EXERCISE INSTRUCTIONS: Could you report every line from the entries that includes the word "Excuse"?

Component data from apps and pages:
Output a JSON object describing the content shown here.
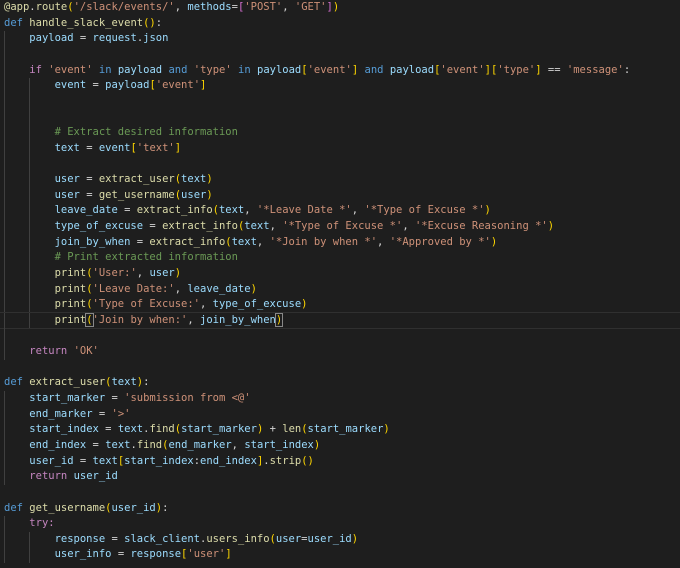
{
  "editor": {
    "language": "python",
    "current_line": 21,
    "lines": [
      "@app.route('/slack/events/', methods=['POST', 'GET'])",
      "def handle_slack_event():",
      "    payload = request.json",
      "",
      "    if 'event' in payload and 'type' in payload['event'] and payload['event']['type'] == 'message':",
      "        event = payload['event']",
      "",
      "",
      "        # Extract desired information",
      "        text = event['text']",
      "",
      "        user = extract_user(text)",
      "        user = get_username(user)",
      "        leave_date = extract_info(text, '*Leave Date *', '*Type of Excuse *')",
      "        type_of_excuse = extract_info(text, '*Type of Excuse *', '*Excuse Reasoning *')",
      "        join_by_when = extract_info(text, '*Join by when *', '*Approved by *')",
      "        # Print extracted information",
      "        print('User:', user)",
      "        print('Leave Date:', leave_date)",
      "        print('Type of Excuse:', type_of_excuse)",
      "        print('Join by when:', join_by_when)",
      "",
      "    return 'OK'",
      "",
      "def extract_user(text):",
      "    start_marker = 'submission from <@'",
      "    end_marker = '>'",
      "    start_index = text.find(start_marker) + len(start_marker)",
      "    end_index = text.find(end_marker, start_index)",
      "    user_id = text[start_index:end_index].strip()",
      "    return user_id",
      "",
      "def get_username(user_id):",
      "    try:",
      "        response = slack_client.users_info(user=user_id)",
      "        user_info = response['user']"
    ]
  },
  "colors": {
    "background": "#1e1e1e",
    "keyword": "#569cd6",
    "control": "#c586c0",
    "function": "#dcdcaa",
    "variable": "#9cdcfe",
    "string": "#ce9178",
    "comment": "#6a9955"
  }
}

ANSWER:
      "        leave_date = extract_info(text, '*Leave Date *', '*Type of Excuse *')",
      "        type_of_excuse = extract_info(text, '*Type of Excuse *', '*Excuse Reasoning *')",
      "        print('Type of Excuse:', type_of_excuse)",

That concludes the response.